Input material:

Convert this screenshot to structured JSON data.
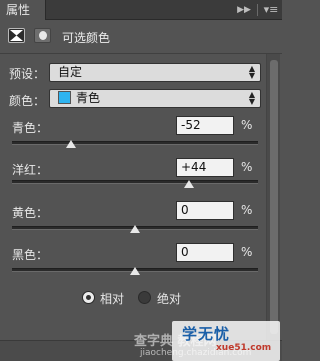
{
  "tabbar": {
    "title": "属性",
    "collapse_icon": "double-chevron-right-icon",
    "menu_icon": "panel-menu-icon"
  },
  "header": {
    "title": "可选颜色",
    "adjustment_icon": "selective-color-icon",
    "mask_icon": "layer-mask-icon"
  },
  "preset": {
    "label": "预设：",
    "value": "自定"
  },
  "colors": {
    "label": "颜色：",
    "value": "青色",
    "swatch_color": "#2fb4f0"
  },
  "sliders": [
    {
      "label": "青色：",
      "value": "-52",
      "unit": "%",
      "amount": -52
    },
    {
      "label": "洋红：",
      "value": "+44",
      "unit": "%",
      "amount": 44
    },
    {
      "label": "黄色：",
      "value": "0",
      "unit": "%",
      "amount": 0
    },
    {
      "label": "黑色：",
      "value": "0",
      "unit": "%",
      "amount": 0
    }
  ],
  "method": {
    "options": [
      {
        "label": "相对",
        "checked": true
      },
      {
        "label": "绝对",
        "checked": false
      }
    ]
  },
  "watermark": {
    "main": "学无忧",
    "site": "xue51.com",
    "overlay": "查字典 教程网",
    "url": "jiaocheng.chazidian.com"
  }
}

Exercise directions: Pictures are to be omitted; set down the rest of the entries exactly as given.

Written answer:
Convert this screenshot to structured JSON data.
{
  "tabbar": {
    "title": "属性",
    "collapse_icon": "double-chevron-right-icon",
    "menu_icon": "panel-menu-icon"
  },
  "header": {
    "title": "可选颜色",
    "adjustment_icon": "selective-color-icon",
    "mask_icon": "layer-mask-icon"
  },
  "preset": {
    "label": "预设：",
    "value": "自定"
  },
  "colors": {
    "label": "颜色：",
    "value": "青色",
    "swatch_color": "#2fb4f0"
  },
  "sliders": [
    {
      "label": "青色：",
      "value": "-52",
      "unit": "%",
      "amount": -52
    },
    {
      "label": "洋红：",
      "value": "+44",
      "unit": "%",
      "amount": 44
    },
    {
      "label": "黄色：",
      "value": "0",
      "unit": "%",
      "amount": 0
    },
    {
      "label": "黑色：",
      "value": "0",
      "unit": "%",
      "amount": 0
    }
  ],
  "method": {
    "options": [
      {
        "label": "相对",
        "checked": true
      },
      {
        "label": "绝对",
        "checked": false
      }
    ]
  },
  "watermark": {
    "main": "学无忧",
    "site": "xue51.com",
    "overlay": "查字典 教程网",
    "url": "jiaocheng.chazidian.com"
  }
}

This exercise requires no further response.